Top of Records provided
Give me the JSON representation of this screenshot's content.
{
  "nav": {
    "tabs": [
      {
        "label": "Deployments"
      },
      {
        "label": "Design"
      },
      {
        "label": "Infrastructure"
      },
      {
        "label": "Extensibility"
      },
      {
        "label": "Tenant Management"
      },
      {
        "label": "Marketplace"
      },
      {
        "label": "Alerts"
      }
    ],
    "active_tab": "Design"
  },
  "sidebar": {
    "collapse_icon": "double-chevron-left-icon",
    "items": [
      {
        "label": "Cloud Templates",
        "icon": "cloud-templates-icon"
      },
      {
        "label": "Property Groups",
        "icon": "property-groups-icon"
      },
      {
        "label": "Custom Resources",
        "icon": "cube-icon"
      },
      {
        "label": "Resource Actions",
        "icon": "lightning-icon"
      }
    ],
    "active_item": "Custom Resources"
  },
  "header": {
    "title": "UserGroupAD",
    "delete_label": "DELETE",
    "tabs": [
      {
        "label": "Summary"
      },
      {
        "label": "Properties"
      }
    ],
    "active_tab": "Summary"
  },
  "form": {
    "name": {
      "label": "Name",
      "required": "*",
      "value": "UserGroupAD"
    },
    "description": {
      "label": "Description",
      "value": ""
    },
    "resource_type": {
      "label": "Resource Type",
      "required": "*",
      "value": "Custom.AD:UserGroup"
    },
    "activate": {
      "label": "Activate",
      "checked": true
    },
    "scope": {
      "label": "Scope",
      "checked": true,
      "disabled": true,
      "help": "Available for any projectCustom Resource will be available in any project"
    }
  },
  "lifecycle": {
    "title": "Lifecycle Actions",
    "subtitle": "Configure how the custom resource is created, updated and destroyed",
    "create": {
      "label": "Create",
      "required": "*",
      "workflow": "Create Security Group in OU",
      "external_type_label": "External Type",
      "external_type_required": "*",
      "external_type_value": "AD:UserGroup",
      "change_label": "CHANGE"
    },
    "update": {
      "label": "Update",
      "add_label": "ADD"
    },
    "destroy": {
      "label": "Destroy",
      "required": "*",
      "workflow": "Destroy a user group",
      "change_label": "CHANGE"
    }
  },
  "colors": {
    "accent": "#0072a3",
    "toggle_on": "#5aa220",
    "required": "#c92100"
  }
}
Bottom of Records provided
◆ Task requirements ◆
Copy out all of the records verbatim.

◆ Task response ◆
Give me the JSON representation of this screenshot's content.
{
  "nav": {
    "tabs": [
      {
        "label": "Deployments"
      },
      {
        "label": "Design"
      },
      {
        "label": "Infrastructure"
      },
      {
        "label": "Extensibility"
      },
      {
        "label": "Tenant Management"
      },
      {
        "label": "Marketplace"
      },
      {
        "label": "Alerts"
      }
    ],
    "active_tab": "Design"
  },
  "sidebar": {
    "collapse_icon": "double-chevron-left-icon",
    "items": [
      {
        "label": "Cloud Templates",
        "icon": "cloud-templates-icon"
      },
      {
        "label": "Property Groups",
        "icon": "property-groups-icon"
      },
      {
        "label": "Custom Resources",
        "icon": "cube-icon"
      },
      {
        "label": "Resource Actions",
        "icon": "lightning-icon"
      }
    ],
    "active_item": "Custom Resources"
  },
  "header": {
    "title": "UserGroupAD",
    "delete_label": "DELETE",
    "tabs": [
      {
        "label": "Summary"
      },
      {
        "label": "Properties"
      }
    ],
    "active_tab": "Summary"
  },
  "form": {
    "name": {
      "label": "Name",
      "required": "*",
      "value": "UserGroupAD"
    },
    "description": {
      "label": "Description",
      "value": ""
    },
    "resource_type": {
      "label": "Resource Type",
      "required": "*",
      "value": "Custom.AD:UserGroup"
    },
    "activate": {
      "label": "Activate",
      "checked": true
    },
    "scope": {
      "label": "Scope",
      "checked": true,
      "disabled": true,
      "help": "Available for any projectCustom Resource will be available in any project"
    }
  },
  "lifecycle": {
    "title": "Lifecycle Actions",
    "subtitle": "Configure how the custom resource is created, updated and destroyed",
    "create": {
      "label": "Create",
      "required": "*",
      "workflow": "Create Security Group in OU",
      "external_type_label": "External Type",
      "external_type_required": "*",
      "external_type_value": "AD:UserGroup",
      "change_label": "CHANGE"
    },
    "update": {
      "label": "Update",
      "add_label": "ADD"
    },
    "destroy": {
      "label": "Destroy",
      "required": "*",
      "workflow": "Destroy a user group",
      "change_label": "CHANGE"
    }
  },
  "colors": {
    "accent": "#0072a3",
    "toggle_on": "#5aa220",
    "required": "#c92100"
  }
}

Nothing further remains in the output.